What is being asked: Below are some entries; write out each one of them exactly.

╭──

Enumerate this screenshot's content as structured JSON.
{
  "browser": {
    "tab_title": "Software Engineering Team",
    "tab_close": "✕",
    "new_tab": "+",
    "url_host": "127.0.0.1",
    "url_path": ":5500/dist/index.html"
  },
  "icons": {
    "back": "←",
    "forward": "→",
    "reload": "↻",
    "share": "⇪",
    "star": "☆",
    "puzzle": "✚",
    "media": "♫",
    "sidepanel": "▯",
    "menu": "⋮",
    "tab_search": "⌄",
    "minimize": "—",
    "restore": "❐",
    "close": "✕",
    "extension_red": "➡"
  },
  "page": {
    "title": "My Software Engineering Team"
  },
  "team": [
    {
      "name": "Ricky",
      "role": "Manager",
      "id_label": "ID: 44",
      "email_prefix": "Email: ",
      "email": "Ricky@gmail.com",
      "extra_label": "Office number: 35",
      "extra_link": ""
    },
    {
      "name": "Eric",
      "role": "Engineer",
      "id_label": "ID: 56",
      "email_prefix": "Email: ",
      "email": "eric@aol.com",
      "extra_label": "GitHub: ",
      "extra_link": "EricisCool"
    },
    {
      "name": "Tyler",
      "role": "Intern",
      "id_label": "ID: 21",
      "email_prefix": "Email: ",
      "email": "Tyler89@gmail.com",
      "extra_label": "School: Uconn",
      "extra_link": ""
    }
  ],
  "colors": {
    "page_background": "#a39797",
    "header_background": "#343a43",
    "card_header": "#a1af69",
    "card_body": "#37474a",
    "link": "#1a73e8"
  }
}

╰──

Your solution:
Enumerate this screenshot's content as structured JSON.
{
  "browser": {
    "tab_title": "Software Engineering Team",
    "tab_close": "✕",
    "new_tab": "+",
    "url_host": "127.0.0.1",
    "url_path": ":5500/dist/index.html"
  },
  "icons": {
    "back": "←",
    "forward": "→",
    "reload": "↻",
    "share": "⇪",
    "star": "☆",
    "puzzle": "✚",
    "media": "♫",
    "sidepanel": "▯",
    "menu": "⋮",
    "tab_search": "⌄",
    "minimize": "—",
    "restore": "❐",
    "close": "✕",
    "extension_red": "➡"
  },
  "page": {
    "title": "My Software Engineering Team"
  },
  "team": [
    {
      "name": "Ricky",
      "role": "Manager",
      "id_label": "ID: 44",
      "email_prefix": "Email: ",
      "email": "Ricky@gmail.com",
      "extra_label": "Office number: 35",
      "extra_link": ""
    },
    {
      "name": "Eric",
      "role": "Engineer",
      "id_label": "ID: 56",
      "email_prefix": "Email: ",
      "email": "eric@aol.com",
      "extra_label": "GitHub: ",
      "extra_link": "EricisCool"
    },
    {
      "name": "Tyler",
      "role": "Intern",
      "id_label": "ID: 21",
      "email_prefix": "Email: ",
      "email": "Tyler89@gmail.com",
      "extra_label": "School: Uconn",
      "extra_link": ""
    }
  ],
  "colors": {
    "page_background": "#a39797",
    "header_background": "#343a43",
    "card_header": "#a1af69",
    "card_body": "#37474a",
    "link": "#1a73e8"
  }
}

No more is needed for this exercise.